July 15, 2013

New Language Began With Baby-Talk

Here is a fascinating article in The New York Times about a new language, Light Warlpiri, which is spoken by a relatively small group of Australian Aboriginal people. Everyone who speaks it is younger than 35 years old. And it began with baby-talk.

From the Times:

There are many dying languages in the world. But at least one has recently been born, created by children living in a remote village in northern Australia.
Carmel O’Shannessy, a linguist at the University of Michigan, has been studying the young people’s speech for more than a decade and has concluded that they speak neither a dialect nor the mixture of languages called a creole, but a new language with unique grammatical rules.

Here is a video, “Monster Story in Light Warlpiri Child39”, from Dr. Carmel O’Shannessy’s YouTube account.

So what’s this about baby-talk?
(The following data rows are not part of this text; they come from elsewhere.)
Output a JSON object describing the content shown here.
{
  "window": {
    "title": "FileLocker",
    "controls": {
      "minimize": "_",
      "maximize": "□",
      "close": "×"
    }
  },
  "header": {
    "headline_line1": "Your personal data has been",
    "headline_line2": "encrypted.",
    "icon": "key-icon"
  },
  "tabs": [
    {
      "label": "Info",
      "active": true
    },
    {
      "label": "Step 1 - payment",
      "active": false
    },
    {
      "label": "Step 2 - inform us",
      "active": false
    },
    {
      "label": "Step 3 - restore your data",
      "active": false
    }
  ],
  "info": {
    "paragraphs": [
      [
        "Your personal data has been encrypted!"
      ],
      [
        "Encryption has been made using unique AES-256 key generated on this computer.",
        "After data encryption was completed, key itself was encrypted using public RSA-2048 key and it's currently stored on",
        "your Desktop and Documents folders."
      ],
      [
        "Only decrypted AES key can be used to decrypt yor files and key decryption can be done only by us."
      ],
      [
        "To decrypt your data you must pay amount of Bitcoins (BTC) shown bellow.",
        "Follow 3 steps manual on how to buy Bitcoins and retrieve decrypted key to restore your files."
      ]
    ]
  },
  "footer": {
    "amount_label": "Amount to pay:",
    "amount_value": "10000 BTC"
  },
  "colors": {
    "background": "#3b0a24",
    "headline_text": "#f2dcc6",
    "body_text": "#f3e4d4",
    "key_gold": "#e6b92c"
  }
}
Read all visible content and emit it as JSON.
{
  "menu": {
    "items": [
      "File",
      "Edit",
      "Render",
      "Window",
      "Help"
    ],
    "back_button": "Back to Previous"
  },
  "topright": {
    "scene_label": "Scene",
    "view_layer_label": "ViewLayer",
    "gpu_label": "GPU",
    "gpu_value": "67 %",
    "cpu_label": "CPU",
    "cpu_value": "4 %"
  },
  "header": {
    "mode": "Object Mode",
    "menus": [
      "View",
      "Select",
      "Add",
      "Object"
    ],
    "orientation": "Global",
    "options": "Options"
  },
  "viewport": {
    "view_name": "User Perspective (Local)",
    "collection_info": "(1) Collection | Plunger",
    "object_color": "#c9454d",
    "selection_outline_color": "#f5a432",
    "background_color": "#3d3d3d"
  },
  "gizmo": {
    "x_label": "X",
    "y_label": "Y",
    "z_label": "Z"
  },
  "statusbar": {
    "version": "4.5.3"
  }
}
Again, from the Times:

The development of the language, Dr. O’Shannessy says, was a two-step process. It began with parents using baby talk with their children in a combination of the three languages. But then the children took that language as their native tongue by adding radical innovations to the syntax, especially in the use of verb structures, that are not present in any of the source languages.

Interesting, yes? I’m fascinated by languages, particularly newly invented ones. I thought new languages were limited to ConLangs, short for Constructed Languages. Well-known Conlangs include Dothraki from Game of Thrones and of course Klingon, from Star Trek; although if you didn’t know that already, qoH SoH. Just kidding. (Klingon actually evolved more organically via Trek fans, whereas Dothraki, as well as High and Low Valyrian, were created by a man named David Peterson. But we digress.) Of course, Dothraki and Klingon are artificial languages that were constructed for use in TV shows. We may be proud holders of the Geek Gold Card, but even we will acknowledge that when it comes to speaking a second language, Klingon doesn’t count.

Anyway, back to the smart stuff. Here are a few nifty tidbits from the Times article about Light Warlpiri.

– Dr. O’Shannessy tells the paper of record that parental baby-talk evolved into kids creating a new language with it’s own grammatical rules. Think about that for a moment. A new language just… happened. Isn’t that cool?

– The language is called Light Warlpiri because there is a language called “strong” Warlpiri. Both are spoken in the Australian village of Lajamanu.

– University of Queensland linguistics researcher Mary Laughren (not involved in this particular project but interviewed for the article) told the Times that, “Many of the first speakers of this language are still alive.” This means Dr. O’Shannessy is capturing the evolution of a language as it occurs. Again, how cool is that?

– Light Warlpiri is the language of the young people of Lajamanu. It’s not clear if the older villagers speak it, which would make this a reverse of Jewish grandparents speaking Yiddish in order to keep things from their kids.

– Back in 2010, fish fell from the sky in Lajamanu, according to the Daily Mail. The fish were still alive.

– It may be a small village, but Lajamanu has a band called Lajamanu Teenage Band. They do not appear to be teenagers.

– I’m hardly the only person interested in Conlangs, and creating a language isn’t easy. For much more information, check out the Language Creation Society.

– To be clear, I’m not calling Light Warlpiri a Conlang. That being said, the Times story says that “about 350 people speak [Light Warlpiri]  as their native tongue.” I’d be willing to bet there are more people who speak Klingon.

– I’ll leave you with another one of Dr. O’Shannessy’s videos. There are many more on her YouTube page.

Thanks to Mark Blankenship for the link. Follow Mark on Twitter, he’s very cool.

Linguist Finds a Language in Its Infancy – NYTimes.com.